Top of Source data

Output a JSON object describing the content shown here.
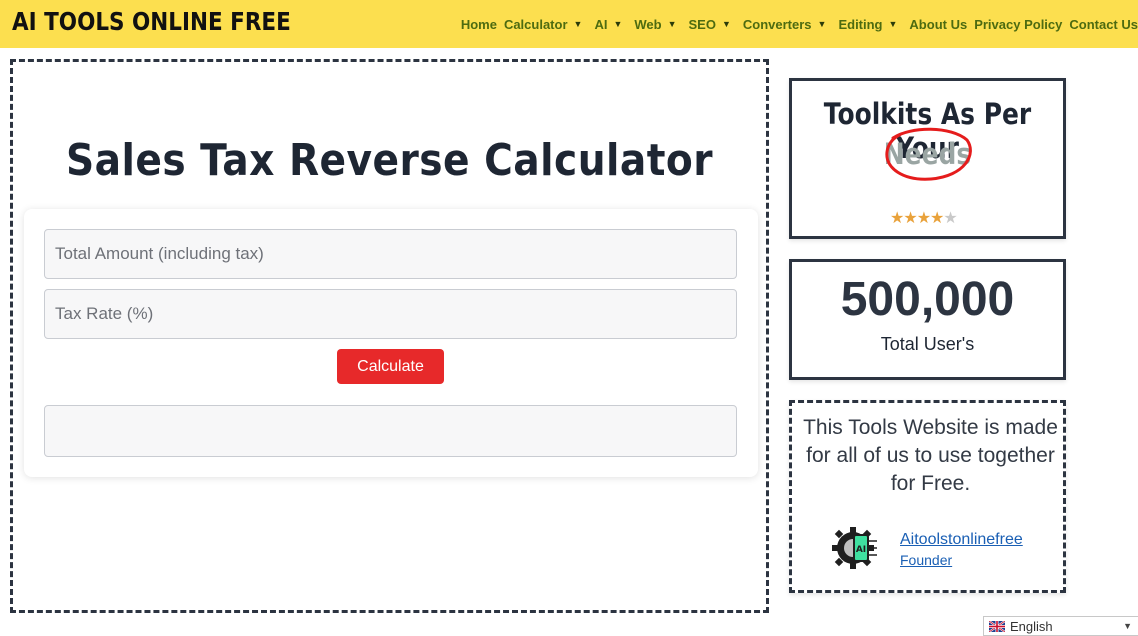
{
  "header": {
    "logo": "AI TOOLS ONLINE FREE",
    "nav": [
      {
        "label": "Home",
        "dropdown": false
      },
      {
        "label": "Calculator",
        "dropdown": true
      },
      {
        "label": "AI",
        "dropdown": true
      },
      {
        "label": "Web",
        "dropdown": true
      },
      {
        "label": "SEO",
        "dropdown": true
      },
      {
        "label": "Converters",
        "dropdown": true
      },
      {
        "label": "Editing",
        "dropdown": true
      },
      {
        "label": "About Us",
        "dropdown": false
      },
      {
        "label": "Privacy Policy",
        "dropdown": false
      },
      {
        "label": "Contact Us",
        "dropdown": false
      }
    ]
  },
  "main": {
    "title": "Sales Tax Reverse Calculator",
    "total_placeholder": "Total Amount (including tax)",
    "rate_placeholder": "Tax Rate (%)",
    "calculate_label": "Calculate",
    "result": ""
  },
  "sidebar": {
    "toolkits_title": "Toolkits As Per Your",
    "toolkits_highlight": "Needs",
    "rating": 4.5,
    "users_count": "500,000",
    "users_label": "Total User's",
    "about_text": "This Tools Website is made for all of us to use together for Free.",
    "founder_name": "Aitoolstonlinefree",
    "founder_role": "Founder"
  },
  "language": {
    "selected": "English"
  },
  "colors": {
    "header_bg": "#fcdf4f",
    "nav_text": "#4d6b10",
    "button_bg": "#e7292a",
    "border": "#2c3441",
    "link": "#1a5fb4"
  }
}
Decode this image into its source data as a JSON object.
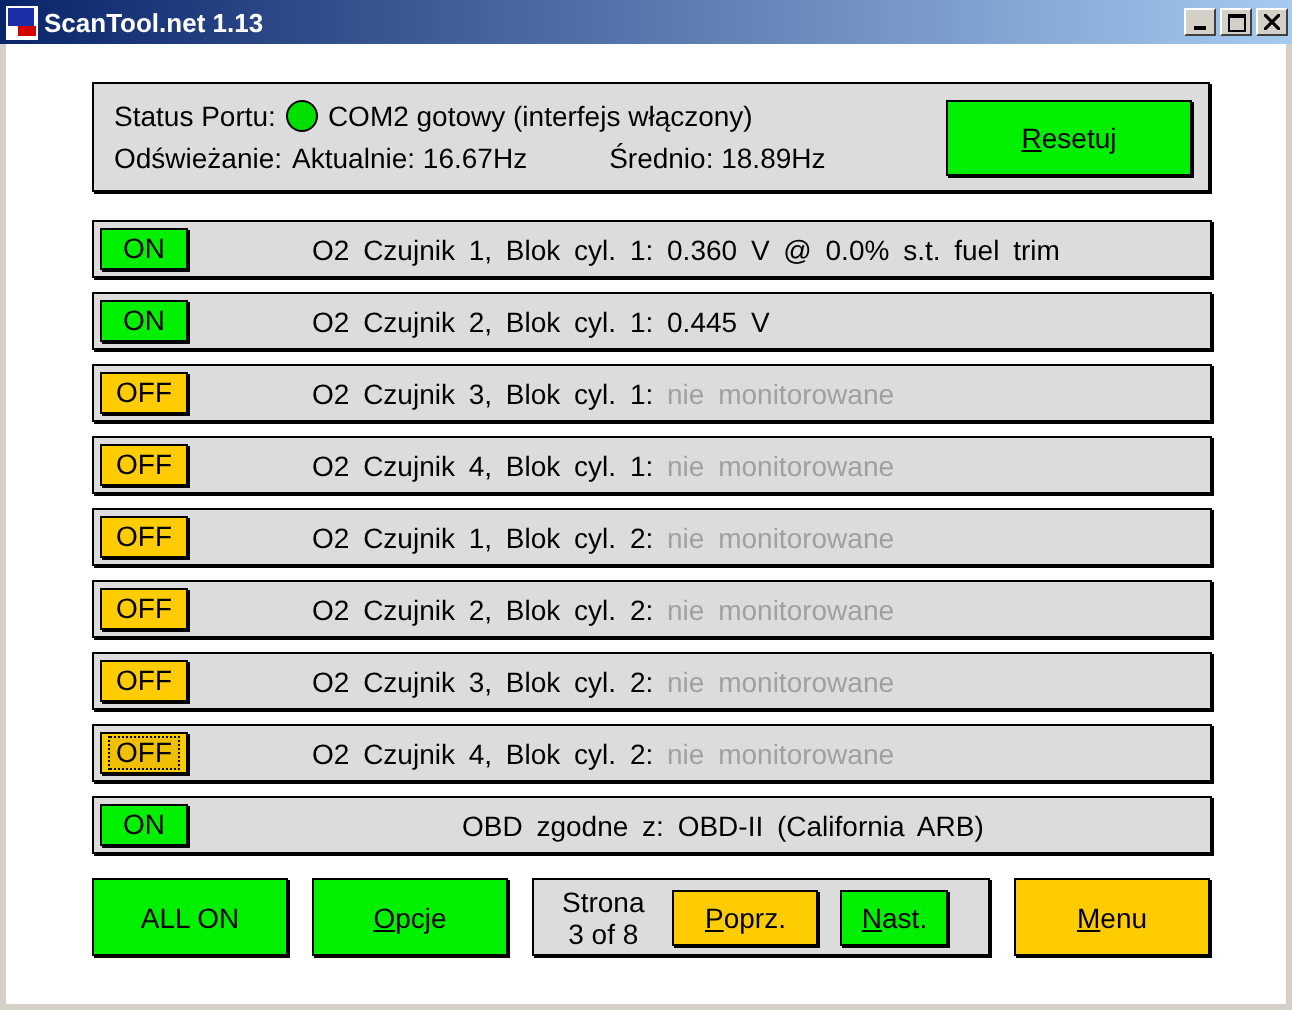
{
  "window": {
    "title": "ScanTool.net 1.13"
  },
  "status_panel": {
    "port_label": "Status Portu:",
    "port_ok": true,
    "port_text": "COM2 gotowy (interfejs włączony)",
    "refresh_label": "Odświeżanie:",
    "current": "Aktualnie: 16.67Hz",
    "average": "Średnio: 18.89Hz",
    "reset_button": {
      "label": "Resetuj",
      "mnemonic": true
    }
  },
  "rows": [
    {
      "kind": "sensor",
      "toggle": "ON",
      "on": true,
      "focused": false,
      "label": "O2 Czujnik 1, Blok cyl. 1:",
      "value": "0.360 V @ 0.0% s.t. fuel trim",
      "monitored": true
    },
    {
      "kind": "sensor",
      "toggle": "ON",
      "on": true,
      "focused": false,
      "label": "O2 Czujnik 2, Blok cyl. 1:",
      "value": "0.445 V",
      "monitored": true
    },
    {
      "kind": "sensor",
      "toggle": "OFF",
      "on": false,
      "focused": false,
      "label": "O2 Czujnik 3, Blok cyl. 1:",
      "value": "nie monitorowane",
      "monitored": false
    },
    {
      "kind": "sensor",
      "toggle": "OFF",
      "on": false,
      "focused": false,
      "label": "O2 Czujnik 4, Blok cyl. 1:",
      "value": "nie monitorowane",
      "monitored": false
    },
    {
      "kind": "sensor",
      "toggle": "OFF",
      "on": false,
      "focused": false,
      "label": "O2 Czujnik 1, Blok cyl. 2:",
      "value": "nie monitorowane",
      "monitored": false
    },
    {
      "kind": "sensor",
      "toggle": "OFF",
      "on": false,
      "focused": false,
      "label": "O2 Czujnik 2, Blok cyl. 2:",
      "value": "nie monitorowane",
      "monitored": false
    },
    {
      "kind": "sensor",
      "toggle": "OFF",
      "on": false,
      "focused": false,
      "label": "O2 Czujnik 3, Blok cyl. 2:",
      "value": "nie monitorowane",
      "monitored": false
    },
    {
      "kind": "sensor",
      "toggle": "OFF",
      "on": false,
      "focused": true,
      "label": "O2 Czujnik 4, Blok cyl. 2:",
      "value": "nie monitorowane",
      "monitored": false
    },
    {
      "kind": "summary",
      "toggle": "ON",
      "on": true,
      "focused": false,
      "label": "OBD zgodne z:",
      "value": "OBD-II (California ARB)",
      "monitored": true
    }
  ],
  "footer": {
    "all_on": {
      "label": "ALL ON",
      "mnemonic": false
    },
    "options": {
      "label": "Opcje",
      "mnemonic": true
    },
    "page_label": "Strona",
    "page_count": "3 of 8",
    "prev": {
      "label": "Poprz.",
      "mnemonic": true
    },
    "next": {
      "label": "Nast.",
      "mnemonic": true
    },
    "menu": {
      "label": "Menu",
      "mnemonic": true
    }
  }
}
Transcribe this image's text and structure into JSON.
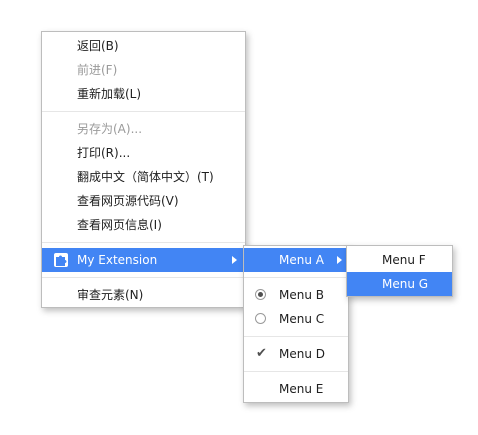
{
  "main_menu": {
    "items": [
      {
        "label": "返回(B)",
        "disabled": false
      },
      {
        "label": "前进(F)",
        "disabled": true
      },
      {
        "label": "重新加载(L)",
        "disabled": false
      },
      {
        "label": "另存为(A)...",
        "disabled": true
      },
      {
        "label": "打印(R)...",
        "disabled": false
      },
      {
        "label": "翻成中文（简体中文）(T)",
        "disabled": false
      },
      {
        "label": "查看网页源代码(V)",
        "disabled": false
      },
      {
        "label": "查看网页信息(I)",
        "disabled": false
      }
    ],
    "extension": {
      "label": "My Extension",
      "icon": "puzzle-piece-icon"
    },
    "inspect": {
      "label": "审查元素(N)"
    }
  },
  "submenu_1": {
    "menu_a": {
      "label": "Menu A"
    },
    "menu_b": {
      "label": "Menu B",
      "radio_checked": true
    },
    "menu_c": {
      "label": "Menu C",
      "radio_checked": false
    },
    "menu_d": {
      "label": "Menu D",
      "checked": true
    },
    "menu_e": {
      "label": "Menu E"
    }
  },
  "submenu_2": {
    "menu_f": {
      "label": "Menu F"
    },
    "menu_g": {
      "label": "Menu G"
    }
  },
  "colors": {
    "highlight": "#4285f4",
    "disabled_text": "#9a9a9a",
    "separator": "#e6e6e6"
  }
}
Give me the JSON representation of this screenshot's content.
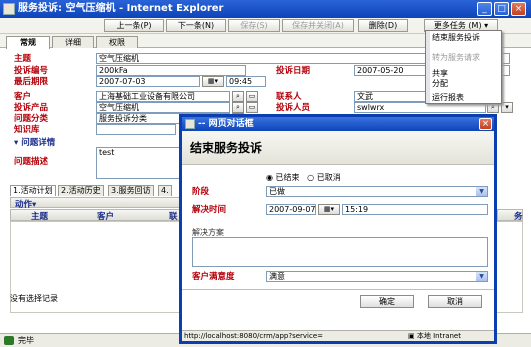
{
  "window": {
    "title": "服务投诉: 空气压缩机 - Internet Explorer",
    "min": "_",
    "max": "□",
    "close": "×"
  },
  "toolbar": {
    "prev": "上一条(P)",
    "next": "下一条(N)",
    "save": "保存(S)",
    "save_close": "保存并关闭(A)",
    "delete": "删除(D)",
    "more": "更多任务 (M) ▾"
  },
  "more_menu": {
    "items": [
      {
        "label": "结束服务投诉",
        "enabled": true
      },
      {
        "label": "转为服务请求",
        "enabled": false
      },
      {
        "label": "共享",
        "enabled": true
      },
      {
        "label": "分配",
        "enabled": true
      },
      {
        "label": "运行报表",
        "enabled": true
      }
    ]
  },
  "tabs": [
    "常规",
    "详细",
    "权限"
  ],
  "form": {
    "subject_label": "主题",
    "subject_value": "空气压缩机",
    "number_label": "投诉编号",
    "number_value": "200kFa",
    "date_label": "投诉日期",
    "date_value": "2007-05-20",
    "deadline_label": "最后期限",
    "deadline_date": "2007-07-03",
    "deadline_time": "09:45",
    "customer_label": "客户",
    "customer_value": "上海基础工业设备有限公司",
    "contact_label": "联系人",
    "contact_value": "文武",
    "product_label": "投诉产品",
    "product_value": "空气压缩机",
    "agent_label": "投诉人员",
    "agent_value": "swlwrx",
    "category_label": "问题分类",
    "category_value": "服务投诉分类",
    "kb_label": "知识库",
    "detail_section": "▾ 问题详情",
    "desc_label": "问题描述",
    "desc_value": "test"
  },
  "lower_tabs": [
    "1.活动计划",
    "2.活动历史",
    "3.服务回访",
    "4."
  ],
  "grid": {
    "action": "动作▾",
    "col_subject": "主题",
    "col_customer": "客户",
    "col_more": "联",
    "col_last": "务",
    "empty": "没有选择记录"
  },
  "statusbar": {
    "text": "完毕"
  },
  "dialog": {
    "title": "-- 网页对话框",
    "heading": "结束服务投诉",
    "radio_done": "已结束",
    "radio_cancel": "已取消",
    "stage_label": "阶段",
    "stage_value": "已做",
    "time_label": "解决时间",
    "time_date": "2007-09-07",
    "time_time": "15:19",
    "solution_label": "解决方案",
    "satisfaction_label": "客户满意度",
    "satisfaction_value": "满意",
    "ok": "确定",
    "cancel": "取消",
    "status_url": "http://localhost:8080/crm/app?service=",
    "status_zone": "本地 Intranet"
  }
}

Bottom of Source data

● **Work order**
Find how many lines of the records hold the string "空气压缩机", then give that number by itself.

● **Response to the exercise**
3